How to complete this task >> Set the following entries down again exactly, line by line.

Data about app and page elements
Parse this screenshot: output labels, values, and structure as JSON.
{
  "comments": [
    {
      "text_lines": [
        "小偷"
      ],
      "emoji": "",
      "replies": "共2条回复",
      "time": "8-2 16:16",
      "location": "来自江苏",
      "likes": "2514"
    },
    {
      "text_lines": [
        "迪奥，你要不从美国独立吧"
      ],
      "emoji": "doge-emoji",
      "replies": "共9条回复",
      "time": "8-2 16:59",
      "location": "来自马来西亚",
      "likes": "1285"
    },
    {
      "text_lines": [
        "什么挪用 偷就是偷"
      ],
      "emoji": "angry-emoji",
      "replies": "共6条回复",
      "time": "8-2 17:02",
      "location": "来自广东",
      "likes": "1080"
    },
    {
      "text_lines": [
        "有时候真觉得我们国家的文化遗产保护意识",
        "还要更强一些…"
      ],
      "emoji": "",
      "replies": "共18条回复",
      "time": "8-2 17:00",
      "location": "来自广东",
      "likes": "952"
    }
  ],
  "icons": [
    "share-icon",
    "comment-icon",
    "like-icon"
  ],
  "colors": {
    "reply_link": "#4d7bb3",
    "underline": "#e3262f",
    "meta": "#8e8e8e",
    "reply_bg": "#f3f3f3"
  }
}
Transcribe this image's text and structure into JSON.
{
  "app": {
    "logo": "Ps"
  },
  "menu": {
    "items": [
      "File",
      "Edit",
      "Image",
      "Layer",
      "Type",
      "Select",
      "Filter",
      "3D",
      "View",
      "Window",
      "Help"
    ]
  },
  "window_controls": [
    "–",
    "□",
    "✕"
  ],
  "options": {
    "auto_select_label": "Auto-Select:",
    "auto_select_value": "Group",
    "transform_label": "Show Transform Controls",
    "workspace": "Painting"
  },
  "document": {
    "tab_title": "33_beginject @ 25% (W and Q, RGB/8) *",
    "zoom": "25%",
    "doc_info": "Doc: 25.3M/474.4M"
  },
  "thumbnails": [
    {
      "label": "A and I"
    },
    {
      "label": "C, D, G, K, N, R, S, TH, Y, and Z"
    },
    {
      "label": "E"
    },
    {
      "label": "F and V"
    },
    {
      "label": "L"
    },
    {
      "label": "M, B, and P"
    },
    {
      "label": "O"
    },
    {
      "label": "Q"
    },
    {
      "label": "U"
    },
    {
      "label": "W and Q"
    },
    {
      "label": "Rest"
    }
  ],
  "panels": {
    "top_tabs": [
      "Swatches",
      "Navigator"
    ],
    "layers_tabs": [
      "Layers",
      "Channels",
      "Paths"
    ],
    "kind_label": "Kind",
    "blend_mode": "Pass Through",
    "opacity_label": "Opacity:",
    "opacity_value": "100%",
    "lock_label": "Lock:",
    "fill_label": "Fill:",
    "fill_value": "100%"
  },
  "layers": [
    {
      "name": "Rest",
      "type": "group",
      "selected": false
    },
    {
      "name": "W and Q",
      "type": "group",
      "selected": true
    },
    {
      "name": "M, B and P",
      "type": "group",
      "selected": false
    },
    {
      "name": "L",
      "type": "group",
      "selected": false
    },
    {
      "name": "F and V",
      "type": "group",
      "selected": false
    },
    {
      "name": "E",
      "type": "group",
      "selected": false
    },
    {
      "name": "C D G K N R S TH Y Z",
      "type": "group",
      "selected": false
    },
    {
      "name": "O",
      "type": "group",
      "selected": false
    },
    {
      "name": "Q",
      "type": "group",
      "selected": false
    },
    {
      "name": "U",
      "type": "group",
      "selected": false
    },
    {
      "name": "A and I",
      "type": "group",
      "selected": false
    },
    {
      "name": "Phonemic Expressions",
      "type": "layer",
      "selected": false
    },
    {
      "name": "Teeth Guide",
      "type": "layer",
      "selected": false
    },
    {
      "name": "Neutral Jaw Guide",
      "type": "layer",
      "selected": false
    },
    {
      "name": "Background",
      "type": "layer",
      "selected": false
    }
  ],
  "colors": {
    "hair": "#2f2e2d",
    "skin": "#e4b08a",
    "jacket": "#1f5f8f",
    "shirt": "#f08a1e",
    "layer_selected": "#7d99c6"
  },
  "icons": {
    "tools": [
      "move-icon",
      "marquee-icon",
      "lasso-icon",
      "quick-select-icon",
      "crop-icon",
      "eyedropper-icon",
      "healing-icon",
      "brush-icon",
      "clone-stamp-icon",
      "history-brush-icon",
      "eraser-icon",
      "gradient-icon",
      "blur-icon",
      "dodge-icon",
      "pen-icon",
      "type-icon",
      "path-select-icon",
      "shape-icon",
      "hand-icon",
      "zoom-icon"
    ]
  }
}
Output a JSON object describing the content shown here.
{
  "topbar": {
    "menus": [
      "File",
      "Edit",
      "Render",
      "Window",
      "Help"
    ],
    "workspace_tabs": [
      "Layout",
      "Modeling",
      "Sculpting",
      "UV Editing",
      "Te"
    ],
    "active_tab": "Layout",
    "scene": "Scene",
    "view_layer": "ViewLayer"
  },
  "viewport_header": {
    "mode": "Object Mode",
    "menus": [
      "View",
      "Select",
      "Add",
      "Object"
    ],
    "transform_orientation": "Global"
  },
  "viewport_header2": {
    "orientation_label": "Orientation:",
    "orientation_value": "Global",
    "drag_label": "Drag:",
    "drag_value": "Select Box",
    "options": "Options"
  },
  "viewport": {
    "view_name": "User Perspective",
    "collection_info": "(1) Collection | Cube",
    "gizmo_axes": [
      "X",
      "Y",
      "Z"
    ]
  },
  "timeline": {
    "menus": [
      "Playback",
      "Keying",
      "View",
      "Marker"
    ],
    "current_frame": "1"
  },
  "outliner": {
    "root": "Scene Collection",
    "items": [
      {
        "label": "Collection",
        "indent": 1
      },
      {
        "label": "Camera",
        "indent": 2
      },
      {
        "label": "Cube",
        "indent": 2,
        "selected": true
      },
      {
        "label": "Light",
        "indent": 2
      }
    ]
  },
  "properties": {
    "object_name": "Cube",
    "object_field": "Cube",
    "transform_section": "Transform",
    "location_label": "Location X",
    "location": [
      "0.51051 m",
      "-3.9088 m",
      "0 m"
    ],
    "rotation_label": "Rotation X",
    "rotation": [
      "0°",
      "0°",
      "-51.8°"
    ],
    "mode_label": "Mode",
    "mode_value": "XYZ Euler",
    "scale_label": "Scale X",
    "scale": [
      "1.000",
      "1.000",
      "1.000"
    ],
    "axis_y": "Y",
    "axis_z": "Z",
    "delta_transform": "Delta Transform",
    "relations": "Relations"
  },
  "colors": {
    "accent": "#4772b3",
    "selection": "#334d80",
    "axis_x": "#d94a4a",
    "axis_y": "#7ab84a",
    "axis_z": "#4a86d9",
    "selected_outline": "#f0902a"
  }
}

Written response >>
Parse this screenshot: output labels, values, and structure as JSON.
{
  "comments": [
    {
      "text_lines": [
        "小偷"
      ],
      "emoji": "",
      "replies": "共2条回复",
      "time": "8-2 16:16",
      "location": "来自江苏",
      "likes": "2514"
    },
    {
      "text_lines": [
        "迪奥，你要不从美国独立吧"
      ],
      "emoji": "doge-emoji",
      "replies": "共9条回复",
      "time": "8-2 16:59",
      "location": "来自马来西亚",
      "likes": "1285"
    },
    {
      "text_lines": [
        "什么挪用 偷就是偷"
      ],
      "emoji": "angry-emoji",
      "replies": "共6条回复",
      "time": "8-2 17:02",
      "location": "来自广东",
      "likes": "1080"
    },
    {
      "text_lines": [
        "有时候真觉得我们国家的文化遗产保护意识",
        "还要更强一些…"
      ],
      "emoji": "",
      "replies": "共18条回复",
      "time": "8-2 17:00",
      "location": "来自广东",
      "likes": "952"
    }
  ],
  "icons": [
    "share-icon",
    "comment-icon",
    "like-icon"
  ],
  "colors": {
    "reply_link": "#4d7bb3",
    "underline": "#e3262f",
    "meta": "#8e8e8e",
    "reply_bg": "#f3f3f3"
  }
}
Transcribe this image's text and structure into JSON.
{
  "app": {
    "logo": "Ps"
  },
  "menu": {
    "items": [
      "File",
      "Edit",
      "Image",
      "Layer",
      "Type",
      "Select",
      "Filter",
      "3D",
      "View",
      "Window",
      "Help"
    ]
  },
  "window_controls": [
    "–",
    "□",
    "✕"
  ],
  "options": {
    "auto_select_label": "Auto-Select:",
    "auto_select_value": "Group",
    "transform_label": "Show Transform Controls",
    "workspace": "Painting"
  },
  "document": {
    "tab_title": "33_beginject @ 25% (W and Q, RGB/8) *",
    "zoom": "25%",
    "doc_info": "Doc: 25.3M/474.4M"
  },
  "thumbnails": [
    {
      "label": "A and I"
    },
    {
      "label": "C, D, G, K, N, R, S, TH, Y, and Z"
    },
    {
      "label": "E"
    },
    {
      "label": "F and V"
    },
    {
      "label": "L"
    },
    {
      "label": "M, B, and P"
    },
    {
      "label": "O"
    },
    {
      "label": "Q"
    },
    {
      "label": "U"
    },
    {
      "label": "W and Q"
    },
    {
      "label": "Rest"
    }
  ],
  "panels": {
    "top_tabs": [
      "Swatches",
      "Navigator"
    ],
    "layers_tabs": [
      "Layers",
      "Channels",
      "Paths"
    ],
    "kind_label": "Kind",
    "blend_mode": "Pass Through",
    "opacity_label": "Opacity:",
    "opacity_value": "100%",
    "lock_label": "Lock:",
    "fill_label": "Fill:",
    "fill_value": "100%"
  },
  "layers": [
    {
      "name": "Rest",
      "type": "group",
      "selected": false
    },
    {
      "name": "W and Q",
      "type": "group",
      "selected": true
    },
    {
      "name": "M, B and P",
      "type": "group",
      "selected": false
    },
    {
      "name": "L",
      "type": "group",
      "selected": false
    },
    {
      "name": "F and V",
      "type": "group",
      "selected": false
    },
    {
      "name": "E",
      "type": "group",
      "selected": false
    },
    {
      "name": "C D G K N R S TH Y Z",
      "type": "group",
      "selected": false
    },
    {
      "name": "O",
      "type": "group",
      "selected": false
    },
    {
      "name": "Q",
      "type": "group",
      "selected": false
    },
    {
      "name": "U",
      "type": "group",
      "selected": false
    },
    {
      "name": "A and I",
      "type": "group",
      "selected": false
    },
    {
      "name": "Phonemic Expressions",
      "type": "layer",
      "selected": false
    },
    {
      "name": "Teeth Guide",
      "type": "layer",
      "selected": false
    },
    {
      "name": "Neutral Jaw Guide",
      "type": "layer",
      "selected": false
    },
    {
      "name": "Background",
      "type": "layer",
      "selected": false
    }
  ],
  "colors": {
    "hair": "#2f2e2d",
    "skin": "#e4b08a",
    "jacket": "#1f5f8f",
    "shirt": "#f08a1e",
    "layer_selected": "#7d99c6"
  },
  "icons": {
    "tools": [
      "move-icon",
      "marquee-icon",
      "lasso-icon",
      "quick-select-icon",
      "crop-icon",
      "eyedropper-icon",
      "healing-icon",
      "brush-icon",
      "clone-stamp-icon",
      "history-brush-icon",
      "eraser-icon",
      "gradient-icon",
      "blur-icon",
      "dodge-icon",
      "pen-icon",
      "type-icon",
      "path-select-icon",
      "shape-icon",
      "hand-icon",
      "zoom-icon"
    ]
  }
}
Output a JSON object describing the content shown here.
{
  "topbar": {
    "menus": [
      "File",
      "Edit",
      "Render",
      "Window",
      "Help"
    ],
    "workspace_tabs": [
      "Layout",
      "Modeling",
      "Sculpting",
      "UV Editing",
      "Te"
    ],
    "active_tab": "Layout",
    "scene": "Scene",
    "view_layer": "ViewLayer"
  },
  "viewport_header": {
    "mode": "Object Mode",
    "menus": [
      "View",
      "Select",
      "Add",
      "Object"
    ],
    "transform_orientation": "Global"
  },
  "viewport_header2": {
    "orientation_label": "Orientation:",
    "orientation_value": "Global",
    "drag_label": "Drag:",
    "drag_value": "Select Box",
    "options": "Options"
  },
  "viewport": {
    "view_name": "User Perspective",
    "collection_info": "(1) Collection | Cube",
    "gizmo_axes": [
      "X",
      "Y",
      "Z"
    ]
  },
  "timeline": {
    "menus": [
      "Playback",
      "Keying",
      "View",
      "Marker"
    ],
    "current_frame": "1"
  },
  "outliner": {
    "root": "Scene Collection",
    "items": [
      {
        "label": "Collection",
        "indent": 1
      },
      {
        "label": "Camera",
        "indent": 2
      },
      {
        "label": "Cube",
        "indent": 2,
        "selected": true
      },
      {
        "label": "Light",
        "indent": 2
      }
    ]
  },
  "properties": {
    "object_name": "Cube",
    "object_field": "Cube",
    "transform_section": "Transform",
    "location_label": "Location X",
    "location": [
      "0.51051 m",
      "-3.9088 m",
      "0 m"
    ],
    "rotation_label": "Rotation X",
    "rotation": [
      "0°",
      "0°",
      "-51.8°"
    ],
    "mode_label": "Mode",
    "mode_value": "XYZ Euler",
    "scale_label": "Scale X",
    "scale": [
      "1.000",
      "1.000",
      "1.000"
    ],
    "axis_y": "Y",
    "axis_z": "Z",
    "delta_transform": "Delta Transform",
    "relations": "Relations"
  },
  "colors": {
    "accent": "#4772b3",
    "selection": "#334d80",
    "axis_x": "#d94a4a",
    "axis_y": "#7ab84a",
    "axis_z": "#4a86d9",
    "selected_outline": "#f0902a"
  }
}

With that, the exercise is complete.